[Sogogi= beef, Miyuk: dried Korean seaweed, Guk: soup]
Miyuk-guk (미역국) is a classic Korean soup made of seaweed. You can make this soup with a variety of ingredients such as beef, mussels, clams or even sea urchin.
Traditionally, it is a “birthday soup” because it is the first meal given to women who have just given birth. Customarily, many have this dish for consecutive weeks after birth. Miyuk–guk is full of calcium and iodine, which helps the recovery of new mothers but is also full of nutrition for children and the elderly. Today, I will introduce you to the most common and basic miyuk-guk, which is made with beef.
One of the funniest memories I have about miyuk-guk happened about four years ago, when my best friend from high school, K, was visiting from Seoul. Around lunch time, I offered to cook and asked her what she wanted. Her reply was, “let’s just have a simple lunch with jaeuk-bokkeum* and miyuk-guk (간단하게 제육볶음이랑 미역국 먹자).” I just gave her a blank stare for a few seconds and snapped, “That’s not a simple lunch. We’ll have just miyuk–guk instead.” K was single and did not have much cooking experience at that time and probably didn’t realize it was going to take me more than two hours to cook both dishes. I, too, was obviously not as good of a cook since every dish took quite a while to make back then. Ever since then, I often serve jaeuk-bokkem and miyuk-guk together to my family, thinking of K.
Click below for more recipes with miyuk:
- About 1 ounce (30g) of dried miyuk (미역) or 2 cups of soaked miyuk
- About a fist full or 0.3 pounds (150g) of lean meat, such as brisket with the fat trimmed off
- 1 1/2 tablespoon of guk-ganjang (국간장)*
- 1/2 tablespoon of garlic, minced
- 1 teaspoon of sesame oil
- A pinch of black pepper
- 2 tablespoon of sesame oil
- About 6-7 cups of water
- 1 tablespoon of Asian fish sauce, preferably Korean myulchi-aekjut (멸치액젓) or kkanari-aekjust (까나리액젓)
- 1 hot red pepper, thinly julienned (optional)
- Soak the dried seaweed in a large bowl with plenty of water for at least 15 minutes. Keep in mind it will increase in volume 3-4 times.
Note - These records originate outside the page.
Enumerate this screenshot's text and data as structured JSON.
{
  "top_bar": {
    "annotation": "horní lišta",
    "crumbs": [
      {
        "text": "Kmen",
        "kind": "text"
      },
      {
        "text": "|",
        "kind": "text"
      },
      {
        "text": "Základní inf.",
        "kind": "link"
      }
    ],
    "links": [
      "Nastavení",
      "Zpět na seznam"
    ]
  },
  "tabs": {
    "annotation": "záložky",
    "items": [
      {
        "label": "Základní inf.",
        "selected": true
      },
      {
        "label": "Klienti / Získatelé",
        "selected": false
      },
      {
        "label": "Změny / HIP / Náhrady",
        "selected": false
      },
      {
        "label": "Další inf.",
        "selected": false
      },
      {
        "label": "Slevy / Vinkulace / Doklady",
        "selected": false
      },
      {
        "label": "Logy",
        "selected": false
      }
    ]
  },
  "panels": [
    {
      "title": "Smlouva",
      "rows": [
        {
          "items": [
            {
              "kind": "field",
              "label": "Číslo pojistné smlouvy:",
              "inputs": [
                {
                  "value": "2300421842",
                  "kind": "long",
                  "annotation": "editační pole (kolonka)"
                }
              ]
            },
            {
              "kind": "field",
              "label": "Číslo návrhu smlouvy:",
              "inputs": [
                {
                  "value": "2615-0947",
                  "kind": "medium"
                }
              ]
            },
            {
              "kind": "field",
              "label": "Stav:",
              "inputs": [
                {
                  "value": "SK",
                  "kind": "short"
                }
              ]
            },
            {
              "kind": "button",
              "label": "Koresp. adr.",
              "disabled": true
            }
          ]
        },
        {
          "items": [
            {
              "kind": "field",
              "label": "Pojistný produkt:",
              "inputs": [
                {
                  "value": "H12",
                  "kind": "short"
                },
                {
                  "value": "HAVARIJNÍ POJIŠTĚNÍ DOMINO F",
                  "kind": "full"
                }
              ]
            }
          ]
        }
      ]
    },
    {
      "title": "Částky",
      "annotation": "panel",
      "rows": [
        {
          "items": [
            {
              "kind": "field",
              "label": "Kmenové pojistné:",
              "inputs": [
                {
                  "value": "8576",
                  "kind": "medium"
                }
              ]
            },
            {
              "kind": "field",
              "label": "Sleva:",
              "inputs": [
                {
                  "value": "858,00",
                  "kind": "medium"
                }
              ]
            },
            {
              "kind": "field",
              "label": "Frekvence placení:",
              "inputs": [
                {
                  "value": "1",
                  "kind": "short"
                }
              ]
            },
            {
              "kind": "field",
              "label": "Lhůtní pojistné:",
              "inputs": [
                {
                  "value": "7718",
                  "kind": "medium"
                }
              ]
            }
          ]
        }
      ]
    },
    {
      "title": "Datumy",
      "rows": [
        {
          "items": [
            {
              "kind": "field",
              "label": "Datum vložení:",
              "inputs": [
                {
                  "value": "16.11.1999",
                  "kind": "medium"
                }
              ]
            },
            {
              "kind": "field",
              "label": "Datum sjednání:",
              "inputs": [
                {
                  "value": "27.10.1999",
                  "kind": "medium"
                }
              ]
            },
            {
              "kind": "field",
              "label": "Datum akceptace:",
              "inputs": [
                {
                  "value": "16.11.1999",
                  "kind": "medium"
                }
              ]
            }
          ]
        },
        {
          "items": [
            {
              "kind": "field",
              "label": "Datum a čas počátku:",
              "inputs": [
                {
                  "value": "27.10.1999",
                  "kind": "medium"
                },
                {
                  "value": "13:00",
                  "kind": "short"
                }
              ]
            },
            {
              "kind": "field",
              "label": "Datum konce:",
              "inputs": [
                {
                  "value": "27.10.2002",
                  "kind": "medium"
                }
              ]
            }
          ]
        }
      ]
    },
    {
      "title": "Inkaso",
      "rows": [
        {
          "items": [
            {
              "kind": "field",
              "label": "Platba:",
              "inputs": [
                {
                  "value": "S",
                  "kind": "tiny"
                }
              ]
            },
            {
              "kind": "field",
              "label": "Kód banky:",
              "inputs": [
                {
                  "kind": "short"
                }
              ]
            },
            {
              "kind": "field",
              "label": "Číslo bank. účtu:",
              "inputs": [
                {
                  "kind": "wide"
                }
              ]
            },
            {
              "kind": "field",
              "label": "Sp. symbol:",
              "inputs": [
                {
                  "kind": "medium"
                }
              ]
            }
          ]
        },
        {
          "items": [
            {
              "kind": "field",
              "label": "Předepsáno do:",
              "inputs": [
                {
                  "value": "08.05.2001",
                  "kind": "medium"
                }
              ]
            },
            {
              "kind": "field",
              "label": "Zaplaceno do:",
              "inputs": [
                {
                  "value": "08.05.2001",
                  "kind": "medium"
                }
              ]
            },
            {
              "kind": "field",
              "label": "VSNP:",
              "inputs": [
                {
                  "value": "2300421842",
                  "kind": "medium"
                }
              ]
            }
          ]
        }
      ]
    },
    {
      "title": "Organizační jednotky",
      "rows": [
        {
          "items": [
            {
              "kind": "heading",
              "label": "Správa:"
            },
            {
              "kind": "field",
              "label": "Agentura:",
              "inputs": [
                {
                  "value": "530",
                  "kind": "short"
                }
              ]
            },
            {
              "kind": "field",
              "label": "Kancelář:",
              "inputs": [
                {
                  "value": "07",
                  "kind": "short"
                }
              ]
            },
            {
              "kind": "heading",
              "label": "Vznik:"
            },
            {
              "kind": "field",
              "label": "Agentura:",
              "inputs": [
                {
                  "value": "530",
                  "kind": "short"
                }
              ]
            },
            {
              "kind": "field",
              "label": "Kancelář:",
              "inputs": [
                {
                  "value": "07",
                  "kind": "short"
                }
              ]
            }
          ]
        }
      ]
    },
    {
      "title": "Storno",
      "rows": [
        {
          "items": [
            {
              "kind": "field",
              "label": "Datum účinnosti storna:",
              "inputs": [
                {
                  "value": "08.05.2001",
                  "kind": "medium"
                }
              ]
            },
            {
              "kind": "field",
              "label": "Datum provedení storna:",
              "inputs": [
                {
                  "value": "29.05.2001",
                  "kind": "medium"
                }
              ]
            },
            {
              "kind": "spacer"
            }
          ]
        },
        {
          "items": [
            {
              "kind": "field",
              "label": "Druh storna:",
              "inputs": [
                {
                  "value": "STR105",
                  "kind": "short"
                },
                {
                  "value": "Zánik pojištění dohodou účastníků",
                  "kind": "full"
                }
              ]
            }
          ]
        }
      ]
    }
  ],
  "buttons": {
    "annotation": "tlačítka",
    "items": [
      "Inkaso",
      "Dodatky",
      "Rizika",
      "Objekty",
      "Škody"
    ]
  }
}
- In the meantime, cut the beef in small bite size pieces and marinate with 1/2 tablespoon of guk-ganjang, 1/2 tablespoon of garlic, 1 teaspoon of sesame oil and a pinch of black pepper.
- Rinse the soaked seaweed with cold water 3 to 5 times until you can see no foam forming. Drain well by pressing the seaweed between your hands and cut into 1 to 2 inch pieces.
- Heat a medium size pot on medium-high heat. Drizzle about 2 tablespoon of sesame oil and sauté the marinated beef for a few minutes. Add the seaweed and sauté them with the beef for another 5-10 minutes until most of the moisture of the seaweed is gone but not dry.
- Pour water and add the guk-ganjang and fish sauce, a tablespoon each. Bring the soup to a boil, then to a simmer. Simmer the soup for at least 30 minutes.
- Taste and add more guk-ganjang or salt if needed. You can also add some julienned hot red peppers to add a slight kick.
- Serve with a side of rice.
*Jaeyuk-bokkeum (제육볶음) is a spicy pork dish, which is essentially osam-bulgogi made without the squid.
* Guk-ganjan (국간장) is also called joson-ganjang (조선간장), which literally means Korean soy sauce. The difference between Korean soy sauce and the soy sauce you see in sushi restaurants or the local supermarket is that Korean soy sauce is lighter in color and consistency but is slightly saltier. If you do not have guk-ganjang at home, simply use a little soy sauce and salt. I do, however, highly recommend purchasing one at a Korean supermarket because it is used in so many Korean dishes.